*What you have to do*: Nothing in the records should be altered; retype them all exactly.

==== Provided information

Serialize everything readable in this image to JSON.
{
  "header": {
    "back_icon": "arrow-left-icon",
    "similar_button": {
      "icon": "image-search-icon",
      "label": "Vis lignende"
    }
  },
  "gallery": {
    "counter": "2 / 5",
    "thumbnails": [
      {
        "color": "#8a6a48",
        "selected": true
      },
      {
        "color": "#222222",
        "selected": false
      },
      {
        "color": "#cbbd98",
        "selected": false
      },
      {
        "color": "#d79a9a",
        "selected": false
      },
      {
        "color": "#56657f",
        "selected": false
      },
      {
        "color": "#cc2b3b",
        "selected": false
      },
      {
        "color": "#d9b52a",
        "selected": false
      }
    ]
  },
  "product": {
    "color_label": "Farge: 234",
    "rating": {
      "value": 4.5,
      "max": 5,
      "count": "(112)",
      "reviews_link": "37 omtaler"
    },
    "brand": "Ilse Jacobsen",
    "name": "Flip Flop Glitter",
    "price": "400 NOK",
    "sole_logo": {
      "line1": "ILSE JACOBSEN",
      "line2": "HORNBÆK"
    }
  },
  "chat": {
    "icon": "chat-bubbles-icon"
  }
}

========

*Solution for this exercise*:
Serialize everything readable in this image to JSON.
{
  "header": {
    "back_icon": "arrow-left-icon",
    "similar_button": {
      "icon": "image-search-icon",
      "label": "Vis lignende"
    }
  },
  "gallery": {
    "counter": "2 / 5",
    "thumbnails": [
      {
        "color": "#8a6a48",
        "selected": true
      },
      {
        "color": "#222222",
        "selected": false
      },
      {
        "color": "#cbbd98",
        "selected": false
      },
      {
        "color": "#d79a9a",
        "selected": false
      },
      {
        "color": "#56657f",
        "selected": false
      },
      {
        "color": "#cc2b3b",
        "selected": false
      },
      {
        "color": "#d9b52a",
        "selected": false
      }
    ]
  },
  "product": {
    "color_label": "Farge: 234",
    "rating": {
      "value": 4.5,
      "max": 5,
      "count": "(112)",
      "reviews_link": "37 omtaler"
    },
    "brand": "Ilse Jacobsen",
    "name": "Flip Flop Glitter",
    "price": "400 NOK",
    "sole_logo": {
      "line1": "ILSE JACOBSEN",
      "line2": "HORNBÆK"
    }
  },
  "chat": {
    "icon": "chat-bubbles-icon"
  }
}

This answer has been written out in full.